INPUT RECORDS:
== == ==

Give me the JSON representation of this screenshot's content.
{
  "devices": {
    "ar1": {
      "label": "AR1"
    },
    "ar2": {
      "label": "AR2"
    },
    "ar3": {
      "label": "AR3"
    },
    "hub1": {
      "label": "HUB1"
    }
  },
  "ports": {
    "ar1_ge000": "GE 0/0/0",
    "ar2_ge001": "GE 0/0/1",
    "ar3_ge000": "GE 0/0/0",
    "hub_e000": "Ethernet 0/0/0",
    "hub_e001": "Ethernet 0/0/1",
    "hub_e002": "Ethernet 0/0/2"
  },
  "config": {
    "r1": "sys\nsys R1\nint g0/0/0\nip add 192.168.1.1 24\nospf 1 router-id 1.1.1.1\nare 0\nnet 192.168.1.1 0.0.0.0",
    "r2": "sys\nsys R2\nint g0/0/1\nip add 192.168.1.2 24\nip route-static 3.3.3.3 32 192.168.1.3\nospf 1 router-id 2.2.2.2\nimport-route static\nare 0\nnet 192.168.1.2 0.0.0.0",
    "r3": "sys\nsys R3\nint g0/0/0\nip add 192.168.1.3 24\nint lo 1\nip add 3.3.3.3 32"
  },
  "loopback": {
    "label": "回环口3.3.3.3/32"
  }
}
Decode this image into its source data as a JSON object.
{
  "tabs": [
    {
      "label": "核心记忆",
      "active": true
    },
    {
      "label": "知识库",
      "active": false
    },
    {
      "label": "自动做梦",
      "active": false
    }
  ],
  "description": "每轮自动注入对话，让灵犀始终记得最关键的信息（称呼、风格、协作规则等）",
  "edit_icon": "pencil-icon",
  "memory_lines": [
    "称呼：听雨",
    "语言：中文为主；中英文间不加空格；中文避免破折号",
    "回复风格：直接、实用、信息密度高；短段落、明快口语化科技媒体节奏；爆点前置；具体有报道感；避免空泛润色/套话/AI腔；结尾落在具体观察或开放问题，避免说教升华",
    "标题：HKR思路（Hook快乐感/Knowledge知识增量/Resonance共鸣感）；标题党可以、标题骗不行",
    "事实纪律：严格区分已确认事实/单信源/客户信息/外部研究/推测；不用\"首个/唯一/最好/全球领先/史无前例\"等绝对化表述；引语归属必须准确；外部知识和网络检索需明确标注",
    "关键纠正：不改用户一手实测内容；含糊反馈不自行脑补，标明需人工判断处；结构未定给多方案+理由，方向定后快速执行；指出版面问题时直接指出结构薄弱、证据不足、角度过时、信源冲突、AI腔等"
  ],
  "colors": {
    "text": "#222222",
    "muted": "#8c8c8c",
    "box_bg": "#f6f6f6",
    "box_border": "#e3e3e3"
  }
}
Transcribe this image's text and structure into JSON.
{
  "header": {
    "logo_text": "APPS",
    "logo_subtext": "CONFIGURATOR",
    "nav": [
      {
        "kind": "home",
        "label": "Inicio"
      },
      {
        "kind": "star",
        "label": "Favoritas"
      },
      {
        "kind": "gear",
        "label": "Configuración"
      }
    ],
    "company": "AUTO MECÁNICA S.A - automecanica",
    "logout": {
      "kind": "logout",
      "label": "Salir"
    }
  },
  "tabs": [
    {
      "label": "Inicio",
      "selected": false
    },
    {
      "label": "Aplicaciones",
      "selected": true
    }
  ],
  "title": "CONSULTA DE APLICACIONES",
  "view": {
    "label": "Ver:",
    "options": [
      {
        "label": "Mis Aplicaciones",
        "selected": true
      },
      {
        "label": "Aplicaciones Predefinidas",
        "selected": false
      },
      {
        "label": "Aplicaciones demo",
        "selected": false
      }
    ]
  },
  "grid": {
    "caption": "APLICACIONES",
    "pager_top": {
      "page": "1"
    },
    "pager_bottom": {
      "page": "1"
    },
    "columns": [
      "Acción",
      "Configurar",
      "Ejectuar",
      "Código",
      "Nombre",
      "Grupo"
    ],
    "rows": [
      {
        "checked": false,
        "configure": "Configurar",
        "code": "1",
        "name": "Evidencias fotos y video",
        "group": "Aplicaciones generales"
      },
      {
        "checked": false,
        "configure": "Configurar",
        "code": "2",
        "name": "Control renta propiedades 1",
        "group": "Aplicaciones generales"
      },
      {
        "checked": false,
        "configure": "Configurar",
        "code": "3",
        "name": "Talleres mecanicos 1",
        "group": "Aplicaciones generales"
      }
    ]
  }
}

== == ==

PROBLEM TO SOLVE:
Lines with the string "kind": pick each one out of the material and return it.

SOLUTION:
        "kind": "home",
        "kind": "star",
        "kind": "gear",
      "kind": "logout",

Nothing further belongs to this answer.